When you logged off a few minutes ago, I was startled to be staring at myself again. These ten minutes passed more quickly than I’d imagined ten minutes last. But measuring time is never my forte.

Thank you for these moments of stillness. They felt less lonely, and more focused, than the stretches of minutes (hours/days) in which I’ve accidentally done nothing. The pandemic has really messed up my already-shaky handle on time.

Before our encounter, I was scouring the internet for kf94s, so that my partner will be safe when he returns to the classroom next week, and wondering what “safe” means in this context. I was also rewriting sentences, in my head, for the manuscript that I’m woefully behind in revising; thinking about whether to move halfway across the country next week, as I’ve planned, or if the rise of delta means I should delay that; and periodically trying to work out where I went wrong in today’s crossword puzzle.

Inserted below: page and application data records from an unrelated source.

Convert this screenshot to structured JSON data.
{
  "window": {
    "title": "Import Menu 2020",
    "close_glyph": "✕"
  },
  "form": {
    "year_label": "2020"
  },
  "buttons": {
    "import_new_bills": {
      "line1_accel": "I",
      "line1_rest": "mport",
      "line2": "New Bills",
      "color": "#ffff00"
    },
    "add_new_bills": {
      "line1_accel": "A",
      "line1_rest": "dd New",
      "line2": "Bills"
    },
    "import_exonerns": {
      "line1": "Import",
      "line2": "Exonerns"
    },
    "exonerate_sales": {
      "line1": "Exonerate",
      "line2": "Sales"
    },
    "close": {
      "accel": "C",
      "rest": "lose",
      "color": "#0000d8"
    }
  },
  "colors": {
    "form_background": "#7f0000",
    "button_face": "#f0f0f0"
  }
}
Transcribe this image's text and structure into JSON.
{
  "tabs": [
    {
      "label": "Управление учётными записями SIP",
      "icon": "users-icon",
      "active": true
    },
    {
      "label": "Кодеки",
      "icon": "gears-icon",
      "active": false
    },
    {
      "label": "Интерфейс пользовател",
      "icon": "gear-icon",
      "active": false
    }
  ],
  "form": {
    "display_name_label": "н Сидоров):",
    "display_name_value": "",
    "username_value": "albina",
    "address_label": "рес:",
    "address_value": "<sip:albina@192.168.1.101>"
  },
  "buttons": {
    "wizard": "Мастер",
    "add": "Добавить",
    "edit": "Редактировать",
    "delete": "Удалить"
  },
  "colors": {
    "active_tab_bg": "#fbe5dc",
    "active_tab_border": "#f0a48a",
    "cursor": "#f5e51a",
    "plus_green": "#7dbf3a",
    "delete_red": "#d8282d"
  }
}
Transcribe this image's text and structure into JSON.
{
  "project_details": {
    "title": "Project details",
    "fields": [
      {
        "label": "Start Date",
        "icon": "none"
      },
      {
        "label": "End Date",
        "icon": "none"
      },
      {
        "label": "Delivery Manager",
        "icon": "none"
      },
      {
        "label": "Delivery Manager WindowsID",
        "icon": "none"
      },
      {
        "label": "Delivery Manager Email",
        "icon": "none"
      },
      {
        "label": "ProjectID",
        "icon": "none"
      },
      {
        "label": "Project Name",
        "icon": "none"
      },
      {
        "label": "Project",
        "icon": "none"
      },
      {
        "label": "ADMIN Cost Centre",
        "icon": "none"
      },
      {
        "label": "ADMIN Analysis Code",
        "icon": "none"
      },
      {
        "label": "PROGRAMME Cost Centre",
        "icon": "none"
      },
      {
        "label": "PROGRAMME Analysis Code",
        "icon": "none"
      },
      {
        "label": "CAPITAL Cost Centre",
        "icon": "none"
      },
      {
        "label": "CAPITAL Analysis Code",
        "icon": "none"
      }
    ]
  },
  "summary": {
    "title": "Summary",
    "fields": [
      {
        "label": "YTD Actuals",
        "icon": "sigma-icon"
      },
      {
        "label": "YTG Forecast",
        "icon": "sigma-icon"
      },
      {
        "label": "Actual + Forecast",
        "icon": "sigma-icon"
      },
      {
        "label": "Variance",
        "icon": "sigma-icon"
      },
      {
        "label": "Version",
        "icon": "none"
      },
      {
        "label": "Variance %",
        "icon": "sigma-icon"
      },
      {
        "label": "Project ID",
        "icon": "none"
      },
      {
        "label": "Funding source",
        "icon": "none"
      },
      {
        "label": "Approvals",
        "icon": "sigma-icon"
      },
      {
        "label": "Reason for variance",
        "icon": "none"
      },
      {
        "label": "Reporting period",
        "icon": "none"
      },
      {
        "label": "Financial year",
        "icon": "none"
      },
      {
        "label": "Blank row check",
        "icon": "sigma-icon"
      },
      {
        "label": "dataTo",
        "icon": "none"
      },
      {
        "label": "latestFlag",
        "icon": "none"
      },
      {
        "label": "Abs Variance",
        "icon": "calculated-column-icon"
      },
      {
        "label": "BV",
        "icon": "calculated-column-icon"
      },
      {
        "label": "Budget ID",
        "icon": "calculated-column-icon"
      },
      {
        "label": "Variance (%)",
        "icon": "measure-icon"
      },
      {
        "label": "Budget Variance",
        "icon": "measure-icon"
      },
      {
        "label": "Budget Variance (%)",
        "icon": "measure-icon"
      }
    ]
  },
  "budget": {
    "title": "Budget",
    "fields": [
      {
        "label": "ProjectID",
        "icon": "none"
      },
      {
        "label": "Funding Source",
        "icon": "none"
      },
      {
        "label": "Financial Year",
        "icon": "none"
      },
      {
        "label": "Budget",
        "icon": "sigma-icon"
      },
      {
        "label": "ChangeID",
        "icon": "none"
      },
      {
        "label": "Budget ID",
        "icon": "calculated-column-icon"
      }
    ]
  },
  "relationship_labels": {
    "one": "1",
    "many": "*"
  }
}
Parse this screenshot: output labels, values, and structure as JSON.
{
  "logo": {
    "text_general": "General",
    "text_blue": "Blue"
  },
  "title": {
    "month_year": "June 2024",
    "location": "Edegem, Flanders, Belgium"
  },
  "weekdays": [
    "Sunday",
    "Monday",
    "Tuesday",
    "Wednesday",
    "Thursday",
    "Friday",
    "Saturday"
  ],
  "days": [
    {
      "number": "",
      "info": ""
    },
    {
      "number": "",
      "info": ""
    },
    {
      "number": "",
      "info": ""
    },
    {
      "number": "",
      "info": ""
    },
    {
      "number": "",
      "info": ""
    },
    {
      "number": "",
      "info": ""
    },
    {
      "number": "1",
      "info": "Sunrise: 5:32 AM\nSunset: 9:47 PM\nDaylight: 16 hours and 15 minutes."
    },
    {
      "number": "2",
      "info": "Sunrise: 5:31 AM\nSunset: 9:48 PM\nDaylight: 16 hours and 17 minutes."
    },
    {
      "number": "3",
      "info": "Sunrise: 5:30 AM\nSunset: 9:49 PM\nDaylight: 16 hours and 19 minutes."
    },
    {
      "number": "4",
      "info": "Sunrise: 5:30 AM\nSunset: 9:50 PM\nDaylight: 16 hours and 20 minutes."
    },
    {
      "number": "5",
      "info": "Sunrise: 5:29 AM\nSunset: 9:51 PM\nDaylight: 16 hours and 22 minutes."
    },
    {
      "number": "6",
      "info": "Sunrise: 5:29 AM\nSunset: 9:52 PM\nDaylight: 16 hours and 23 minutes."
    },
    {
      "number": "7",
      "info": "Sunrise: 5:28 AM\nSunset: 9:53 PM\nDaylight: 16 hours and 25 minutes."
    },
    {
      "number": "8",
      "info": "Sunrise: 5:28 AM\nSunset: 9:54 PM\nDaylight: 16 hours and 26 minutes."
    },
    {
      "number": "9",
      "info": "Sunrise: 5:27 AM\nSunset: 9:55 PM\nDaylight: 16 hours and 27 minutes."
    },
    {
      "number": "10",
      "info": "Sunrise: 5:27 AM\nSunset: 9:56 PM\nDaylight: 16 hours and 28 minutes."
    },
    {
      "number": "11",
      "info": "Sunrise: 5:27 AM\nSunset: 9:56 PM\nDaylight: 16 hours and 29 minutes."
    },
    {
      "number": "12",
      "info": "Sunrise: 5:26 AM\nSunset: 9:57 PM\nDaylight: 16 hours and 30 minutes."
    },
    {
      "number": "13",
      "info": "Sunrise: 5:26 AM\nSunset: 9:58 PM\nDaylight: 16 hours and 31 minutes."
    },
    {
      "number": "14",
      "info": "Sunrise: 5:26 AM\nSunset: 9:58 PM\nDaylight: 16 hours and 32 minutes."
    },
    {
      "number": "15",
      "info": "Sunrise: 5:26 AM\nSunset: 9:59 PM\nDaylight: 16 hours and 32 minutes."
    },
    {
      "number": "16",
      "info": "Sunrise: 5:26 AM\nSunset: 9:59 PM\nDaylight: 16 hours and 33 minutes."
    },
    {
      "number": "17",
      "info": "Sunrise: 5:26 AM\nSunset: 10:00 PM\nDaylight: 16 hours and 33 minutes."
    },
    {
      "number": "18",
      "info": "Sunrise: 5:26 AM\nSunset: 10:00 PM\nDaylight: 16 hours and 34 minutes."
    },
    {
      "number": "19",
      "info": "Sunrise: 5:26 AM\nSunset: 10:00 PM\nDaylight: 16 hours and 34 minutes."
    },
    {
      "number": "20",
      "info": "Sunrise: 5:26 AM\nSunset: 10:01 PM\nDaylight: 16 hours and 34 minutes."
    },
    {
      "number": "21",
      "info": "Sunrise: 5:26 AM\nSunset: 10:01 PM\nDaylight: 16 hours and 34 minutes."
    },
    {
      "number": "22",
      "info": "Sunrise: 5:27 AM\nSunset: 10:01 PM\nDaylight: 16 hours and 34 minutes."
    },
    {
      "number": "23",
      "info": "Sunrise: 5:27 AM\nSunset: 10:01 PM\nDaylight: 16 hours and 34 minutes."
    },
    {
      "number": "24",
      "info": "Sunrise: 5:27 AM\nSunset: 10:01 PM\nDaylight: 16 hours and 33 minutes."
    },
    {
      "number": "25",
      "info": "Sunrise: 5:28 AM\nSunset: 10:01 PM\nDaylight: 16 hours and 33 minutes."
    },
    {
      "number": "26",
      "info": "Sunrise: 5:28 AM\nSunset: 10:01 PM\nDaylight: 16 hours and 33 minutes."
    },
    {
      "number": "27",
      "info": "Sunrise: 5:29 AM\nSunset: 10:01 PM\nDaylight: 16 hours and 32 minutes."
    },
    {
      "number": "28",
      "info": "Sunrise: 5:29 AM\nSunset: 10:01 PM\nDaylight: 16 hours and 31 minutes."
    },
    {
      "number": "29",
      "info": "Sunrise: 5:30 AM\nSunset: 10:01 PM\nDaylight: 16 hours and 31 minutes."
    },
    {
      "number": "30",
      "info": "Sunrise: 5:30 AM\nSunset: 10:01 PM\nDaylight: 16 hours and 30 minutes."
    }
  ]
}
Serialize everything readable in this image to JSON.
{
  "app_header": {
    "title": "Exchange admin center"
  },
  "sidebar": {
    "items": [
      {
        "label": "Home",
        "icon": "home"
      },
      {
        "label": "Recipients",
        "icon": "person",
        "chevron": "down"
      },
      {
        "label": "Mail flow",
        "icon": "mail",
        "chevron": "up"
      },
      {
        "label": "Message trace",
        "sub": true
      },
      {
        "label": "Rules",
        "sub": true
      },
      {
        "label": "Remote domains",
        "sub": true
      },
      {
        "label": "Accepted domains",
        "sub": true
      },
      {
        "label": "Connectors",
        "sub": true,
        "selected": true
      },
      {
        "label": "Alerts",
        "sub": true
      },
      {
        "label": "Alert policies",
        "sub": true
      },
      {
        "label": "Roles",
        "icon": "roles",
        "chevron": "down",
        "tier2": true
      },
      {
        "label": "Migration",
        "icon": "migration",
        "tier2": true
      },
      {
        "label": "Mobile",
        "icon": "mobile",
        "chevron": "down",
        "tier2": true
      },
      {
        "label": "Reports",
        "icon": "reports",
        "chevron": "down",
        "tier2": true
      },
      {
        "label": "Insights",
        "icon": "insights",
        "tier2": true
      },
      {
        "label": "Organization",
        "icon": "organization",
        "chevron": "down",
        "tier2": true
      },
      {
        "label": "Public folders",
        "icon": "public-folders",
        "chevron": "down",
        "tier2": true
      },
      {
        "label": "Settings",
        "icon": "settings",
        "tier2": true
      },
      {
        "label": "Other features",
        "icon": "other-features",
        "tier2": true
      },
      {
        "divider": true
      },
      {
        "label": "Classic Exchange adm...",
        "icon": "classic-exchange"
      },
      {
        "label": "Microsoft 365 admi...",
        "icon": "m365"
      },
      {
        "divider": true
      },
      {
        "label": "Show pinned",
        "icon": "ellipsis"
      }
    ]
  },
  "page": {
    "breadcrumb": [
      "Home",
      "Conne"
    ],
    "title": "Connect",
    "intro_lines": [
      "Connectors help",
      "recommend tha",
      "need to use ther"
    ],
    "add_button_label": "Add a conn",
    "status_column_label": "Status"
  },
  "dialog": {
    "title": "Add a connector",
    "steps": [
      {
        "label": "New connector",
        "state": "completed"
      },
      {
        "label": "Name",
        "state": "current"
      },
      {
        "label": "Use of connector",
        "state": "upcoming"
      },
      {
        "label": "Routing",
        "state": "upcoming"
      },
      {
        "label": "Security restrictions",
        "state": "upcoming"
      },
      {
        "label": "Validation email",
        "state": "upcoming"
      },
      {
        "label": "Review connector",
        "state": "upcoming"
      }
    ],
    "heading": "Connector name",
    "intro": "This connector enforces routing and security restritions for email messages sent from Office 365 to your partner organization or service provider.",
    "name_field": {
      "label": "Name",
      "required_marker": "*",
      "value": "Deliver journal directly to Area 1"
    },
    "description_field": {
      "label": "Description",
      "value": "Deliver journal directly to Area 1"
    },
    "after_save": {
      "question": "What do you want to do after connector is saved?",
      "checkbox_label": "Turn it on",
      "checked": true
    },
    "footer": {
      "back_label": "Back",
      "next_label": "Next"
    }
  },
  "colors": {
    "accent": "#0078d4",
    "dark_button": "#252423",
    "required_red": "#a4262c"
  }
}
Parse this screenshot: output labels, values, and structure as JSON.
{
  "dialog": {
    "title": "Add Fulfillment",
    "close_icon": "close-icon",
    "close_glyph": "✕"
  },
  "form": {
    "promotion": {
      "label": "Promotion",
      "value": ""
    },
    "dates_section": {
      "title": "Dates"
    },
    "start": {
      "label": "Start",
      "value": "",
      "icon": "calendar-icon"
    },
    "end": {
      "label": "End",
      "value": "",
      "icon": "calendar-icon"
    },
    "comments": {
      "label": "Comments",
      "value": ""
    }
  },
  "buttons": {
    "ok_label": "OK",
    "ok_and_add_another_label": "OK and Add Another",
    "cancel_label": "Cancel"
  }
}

And then I clicked into our encounter, with you looking into the camera, and I began to feel — calm, quiet, still. (No, that’s not quite right, because at first I was surprised to see that I had connected via my external camera, which I then had to resituate, and it made me flustered, and I briefly enlarged my own video feed at least three times to make sure it was in place. But then I stopped doing that.) I spent most of the encounter just sitting, listening to my dog snoring softly on the couch behind me, and looking at you, live in full screen on my laptop. Did I remember to look into the camera at all? I’m not sure I did. If not: apologies.

But you looked into the camera. I’m thinking now about how you looked — attentively but not expressively. That is, without doing what a director I used to work with would have called indicating, an exaggerated comportment meant to telegraph one’s internal state. I tend to do it a lot when I video conference, especially when teaching, in an effort to push past the mediated distances of the remote classroom, to build up the zoom room’s energy. Sometimes this works and sometimes it doesn’t, but an irony is that afterwards, like so many of us, I feel totally depleted. By contrast, just being with you, however mediated, has left me feeling restored.

Li Cornfeld